▸ **DATA EXCERPTS**:

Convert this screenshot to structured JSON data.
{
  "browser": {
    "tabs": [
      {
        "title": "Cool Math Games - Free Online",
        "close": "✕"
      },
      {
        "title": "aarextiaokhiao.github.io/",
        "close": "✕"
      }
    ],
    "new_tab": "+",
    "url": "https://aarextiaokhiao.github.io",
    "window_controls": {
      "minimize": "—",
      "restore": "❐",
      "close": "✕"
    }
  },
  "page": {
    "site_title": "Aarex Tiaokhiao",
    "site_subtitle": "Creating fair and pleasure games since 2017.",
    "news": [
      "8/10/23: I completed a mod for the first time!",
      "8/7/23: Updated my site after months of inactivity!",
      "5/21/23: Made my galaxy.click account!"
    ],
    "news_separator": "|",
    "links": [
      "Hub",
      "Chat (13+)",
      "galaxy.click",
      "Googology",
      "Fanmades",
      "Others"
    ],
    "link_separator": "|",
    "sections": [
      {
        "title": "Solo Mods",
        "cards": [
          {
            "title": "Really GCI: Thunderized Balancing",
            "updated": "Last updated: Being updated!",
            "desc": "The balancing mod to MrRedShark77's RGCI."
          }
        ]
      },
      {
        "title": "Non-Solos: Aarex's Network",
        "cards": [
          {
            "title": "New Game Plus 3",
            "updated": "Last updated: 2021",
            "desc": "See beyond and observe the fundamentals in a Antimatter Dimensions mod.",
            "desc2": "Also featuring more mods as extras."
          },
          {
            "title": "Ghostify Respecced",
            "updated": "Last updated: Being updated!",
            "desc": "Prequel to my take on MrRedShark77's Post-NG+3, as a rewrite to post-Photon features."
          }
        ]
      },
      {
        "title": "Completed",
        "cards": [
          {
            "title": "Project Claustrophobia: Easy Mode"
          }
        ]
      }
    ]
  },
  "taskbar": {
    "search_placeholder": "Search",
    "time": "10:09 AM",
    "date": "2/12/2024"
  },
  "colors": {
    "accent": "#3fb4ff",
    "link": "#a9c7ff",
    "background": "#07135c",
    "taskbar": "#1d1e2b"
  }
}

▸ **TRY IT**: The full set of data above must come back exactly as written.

▸ **RESPONSE TO THIS EXERCISE**:
Convert this screenshot to structured JSON data.
{
  "browser": {
    "tabs": [
      {
        "title": "Cool Math Games - Free Online",
        "close": "✕"
      },
      {
        "title": "aarextiaokhiao.github.io/",
        "close": "✕"
      }
    ],
    "new_tab": "+",
    "url": "https://aarextiaokhiao.github.io",
    "window_controls": {
      "minimize": "—",
      "restore": "❐",
      "close": "✕"
    }
  },
  "page": {
    "site_title": "Aarex Tiaokhiao",
    "site_subtitle": "Creating fair and pleasure games since 2017.",
    "news": [
      "8/10/23: I completed a mod for the first time!",
      "8/7/23: Updated my site after months of inactivity!",
      "5/21/23: Made my galaxy.click account!"
    ],
    "news_separator": "|",
    "links": [
      "Hub",
      "Chat (13+)",
      "galaxy.click",
      "Googology",
      "Fanmades",
      "Others"
    ],
    "link_separator": "|",
    "sections": [
      {
        "title": "Solo Mods",
        "cards": [
          {
            "title": "Really GCI: Thunderized Balancing",
            "updated": "Last updated: Being updated!",
            "desc": "The balancing mod to MrRedShark77's RGCI."
          }
        ]
      },
      {
        "title": "Non-Solos: Aarex's Network",
        "cards": [
          {
            "title": "New Game Plus 3",
            "updated": "Last updated: 2021",
            "desc": "See beyond and observe the fundamentals in a Antimatter Dimensions mod.",
            "desc2": "Also featuring more mods as extras."
          },
          {
            "title": "Ghostify Respecced",
            "updated": "Last updated: Being updated!",
            "desc": "Prequel to my take on MrRedShark77's Post-NG+3, as a rewrite to post-Photon features."
          }
        ]
      },
      {
        "title": "Completed",
        "cards": [
          {
            "title": "Project Claustrophobia: Easy Mode"
          }
        ]
      }
    ]
  },
  "taskbar": {
    "search_placeholder": "Search",
    "time": "10:09 AM",
    "date": "2/12/2024"
  },
  "colors": {
    "accent": "#3fb4ff",
    "link": "#a9c7ff",
    "background": "#07135c",
    "taskbar": "#1d1e2b"
  }
}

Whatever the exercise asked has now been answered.